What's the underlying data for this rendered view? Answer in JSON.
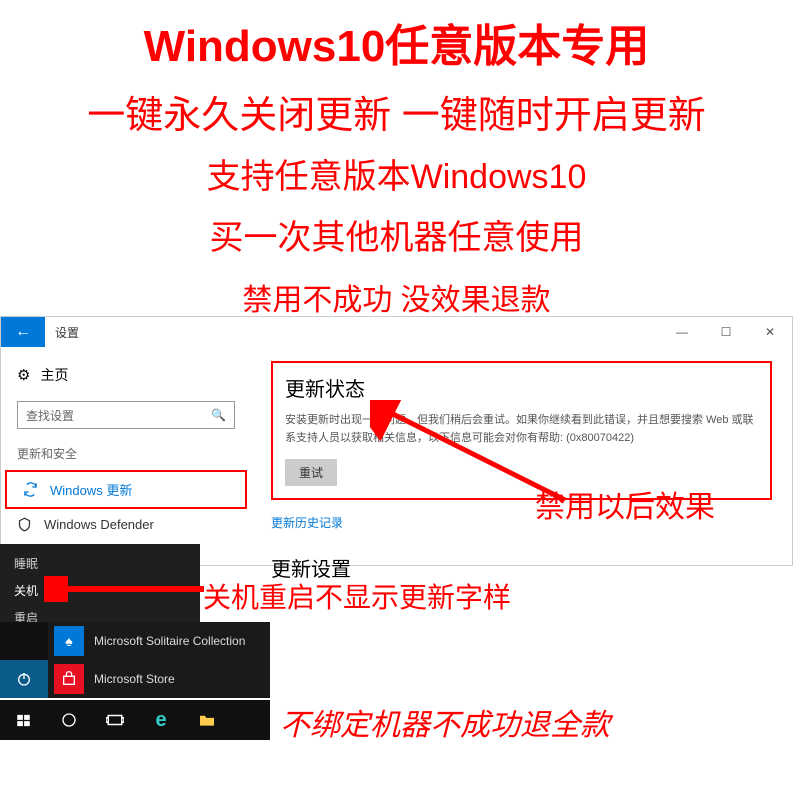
{
  "promo": {
    "title": "Windows10任意版本专用",
    "line2": "一键永久关闭更新 一键随时开启更新",
    "line3": "支持任意版本Windows10",
    "line4": "买一次其他机器任意使用",
    "line5": "禁用不成功  没效果退款"
  },
  "settings": {
    "window_title": "设置",
    "home": "主页",
    "search_placeholder": "查找设置",
    "section": "更新和安全",
    "nav": {
      "windows_update": "Windows 更新",
      "defender": "Windows Defender"
    },
    "status": {
      "title": "更新状态",
      "desc": "安装更新时出现一些问题，但我们稍后会重试。如果你继续看到此错误，并且想要搜索 Web 或联系支持人员以获取相关信息，以下信息可能会对你有帮助: (0x80070422)",
      "retry": "重试",
      "history": "更新历史记录"
    },
    "update_settings_title": "更新设置"
  },
  "annotations": {
    "disable_effect": "禁用以后效果",
    "shutdown_note": "关机重启不显示更新字样",
    "refund": "不绑定机器不成功退全款"
  },
  "power_menu": {
    "sleep": "睡眠",
    "shutdown": "关机",
    "restart": "重启"
  },
  "start": {
    "solitaire": "Microsoft Solitaire Collection",
    "store": "Microsoft Store"
  }
}
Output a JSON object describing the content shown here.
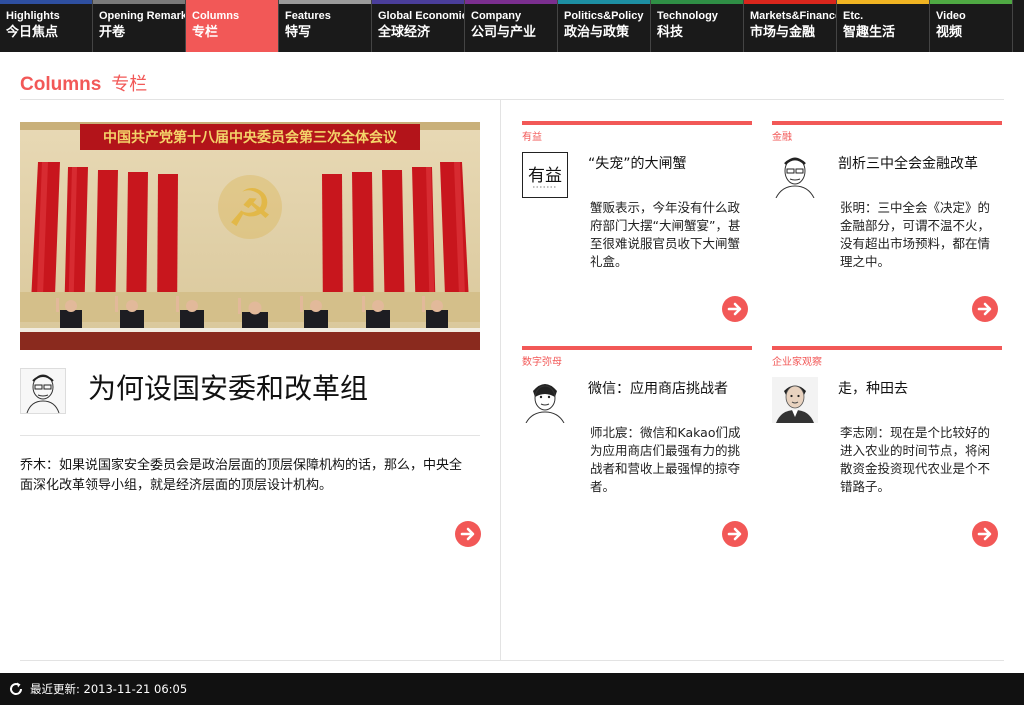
{
  "nav": {
    "items": [
      {
        "en": "Highlights",
        "zh": "今日焦点",
        "color": "#2e4fa0"
      },
      {
        "en": "Opening Remarks",
        "zh": "开卷",
        "color": "#7a7a7a"
      },
      {
        "en": "Columns",
        "zh": "专栏",
        "color": "#f25857",
        "active": true
      },
      {
        "en": "Features",
        "zh": "特写",
        "color": "#9b9b9b"
      },
      {
        "en": "Global Economics",
        "zh": "全球经济",
        "color": "#4a3e9a"
      },
      {
        "en": "Company",
        "zh": "公司与产业",
        "color": "#7b2f8f"
      },
      {
        "en": "Politics&Policy",
        "zh": "政治与政策",
        "color": "#1d8fa3"
      },
      {
        "en": "Technology",
        "zh": "科技",
        "color": "#2f8e45"
      },
      {
        "en": "Markets&Finance",
        "zh": "市场与金融",
        "color": "#d9261c"
      },
      {
        "en": "Etc.",
        "zh": "智趣生活",
        "color": "#f0b422"
      },
      {
        "en": "Video",
        "zh": "视频",
        "color": "#4fa943"
      }
    ]
  },
  "section": {
    "title_en": "Columns",
    "title_zh": "专栏"
  },
  "feature": {
    "photo_banner": "中国共产党第十八届中央委员会第三次全体会议",
    "title": "为何设国安委和改革组",
    "summary": "乔木：如果说国家安全委员会是政治层面的顶层保障机构的话，那么，中央全面深化改革领导小组，就是经济层面的顶层设计机构。",
    "avatar_icon": "columnist-sketch-avatar"
  },
  "cards": [
    {
      "tag": "有益",
      "title": "“失宠”的大闸蟹",
      "summary": "蟹贩表示，今年没有什么政府部门大摆“大闸蟹宴”，甚至很难说服官员收下大闸蟹礼盒。",
      "avatar_icon": "youyi-logo-icon",
      "logo_text": "有益"
    },
    {
      "tag": "金融",
      "title": "剖析三中全会金融改革",
      "summary": "张明：三中全会《决定》的金融部分，可谓不温不火，没有超出市场预料，都在情理之中。",
      "avatar_icon": "columnist-sketch-avatar"
    },
    {
      "tag": "数字弥母",
      "title": "微信：应用商店挑战者",
      "summary": "师北宸：微信和Kakao们成为应用商店们最强有力的挑战者和营收上最强悍的掠夺者。",
      "avatar_icon": "columnist-sketch-avatar"
    },
    {
      "tag": "企业家观察",
      "title": "走，种田去",
      "summary": "李志刚：现在是个比较好的进入农业的时间节点，将闲散资金投资现代农业是个不错路子。",
      "avatar_icon": "columnist-sketch-avatar"
    }
  ],
  "footer": {
    "status": "最近更新: 2013-11-21 06:05"
  },
  "colors": {
    "accent": "#f25857",
    "nav_bg": "#1a1a1a"
  }
}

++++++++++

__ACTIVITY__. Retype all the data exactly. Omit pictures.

__ANSWER SECTION__.
What's the underlying data for this rendered view? Answer in JSON.
{
  "promo": {
    "title": "Windows10任意版本专用",
    "line2": "一键永久关闭更新 一键随时开启更新",
    "line3": "支持任意版本Windows10",
    "line4": "买一次其他机器任意使用",
    "line5": "禁用不成功  没效果退款"
  },
  "settings": {
    "window_title": "设置",
    "home": "主页",
    "search_placeholder": "查找设置",
    "section": "更新和安全",
    "nav": {
      "windows_update": "Windows 更新",
      "defender": "Windows Defender"
    },
    "status": {
      "title": "更新状态",
      "desc": "安装更新时出现一些问题，但我们稍后会重试。如果你继续看到此错误，并且想要搜索 Web 或联系支持人员以获取相关信息，以下信息可能会对你有帮助: (0x80070422)",
      "retry": "重试",
      "history": "更新历史记录"
    },
    "update_settings_title": "更新设置"
  },
  "annotations": {
    "disable_effect": "禁用以后效果",
    "shutdown_note": "关机重启不显示更新字样",
    "refund": "不绑定机器不成功退全款"
  },
  "power_menu": {
    "sleep": "睡眠",
    "shutdown": "关机",
    "restart": "重启"
  },
  "start": {
    "solitaire": "Microsoft Solitaire Collection",
    "store": "Microsoft Store"
  }
}
Output a JSON object describing the content shown here.
{
  "nav": {
    "items": [
      {
        "en": "Highlights",
        "zh": "今日焦点",
        "color": "#2e4fa0"
      },
      {
        "en": "Opening Remarks",
        "zh": "开卷",
        "color": "#7a7a7a"
      },
      {
        "en": "Columns",
        "zh": "专栏",
        "color": "#f25857",
        "active": true
      },
      {
        "en": "Features",
        "zh": "特写",
        "color": "#9b9b9b"
      },
      {
        "en": "Global Economics",
        "zh": "全球经济",
        "color": "#4a3e9a"
      },
      {
        "en": "Company",
        "zh": "公司与产业",
        "color": "#7b2f8f"
      },
      {
        "en": "Politics&Policy",
        "zh": "政治与政策",
        "color": "#1d8fa3"
      },
      {
        "en": "Technology",
        "zh": "科技",
        "color": "#2f8e45"
      },
      {
        "en": "Markets&Finance",
        "zh": "市场与金融",
        "color": "#d9261c"
      },
      {
        "en": "Etc.",
        "zh": "智趣生活",
        "color": "#f0b422"
      },
      {
        "en": "Video",
        "zh": "视频",
        "color": "#4fa943"
      }
    ]
  },
  "section": {
    "title_en": "Columns",
    "title_zh": "专栏"
  },
  "feature": {
    "photo_banner": "中国共产党第十八届中央委员会第三次全体会议",
    "title": "为何设国安委和改革组",
    "summary": "乔木：如果说国家安全委员会是政治层面的顶层保障机构的话，那么，中央全面深化改革领导小组，就是经济层面的顶层设计机构。",
    "avatar_icon": "columnist-sketch-avatar"
  },
  "cards": [
    {
      "tag": "有益",
      "title": "“失宠”的大闸蟹",
      "summary": "蟹贩表示，今年没有什么政府部门大摆“大闸蟹宴”，甚至很难说服官员收下大闸蟹礼盒。",
      "avatar_icon": "youyi-logo-icon",
      "logo_text": "有益"
    },
    {
      "tag": "金融",
      "title": "剖析三中全会金融改革",
      "summary": "张明：三中全会《决定》的金融部分，可谓不温不火，没有超出市场预料，都在情理之中。",
      "avatar_icon": "columnist-sketch-avatar"
    },
    {
      "tag": "数字弥母",
      "title": "微信：应用商店挑战者",
      "summary": "师北宸：微信和Kakao们成为应用商店们最强有力的挑战者和营收上最强悍的掠夺者。",
      "avatar_icon": "columnist-sketch-avatar"
    },
    {
      "tag": "企业家观察",
      "title": "走，种田去",
      "summary": "李志刚：现在是个比较好的进入农业的时间节点，将闲散资金投资现代农业是个不错路子。",
      "avatar_icon": "columnist-sketch-avatar"
    }
  ],
  "footer": {
    "status": "最近更新: 2013-11-21 06:05"
  },
  "colors": {
    "accent": "#f25857",
    "nav_bg": "#1a1a1a"
  }
}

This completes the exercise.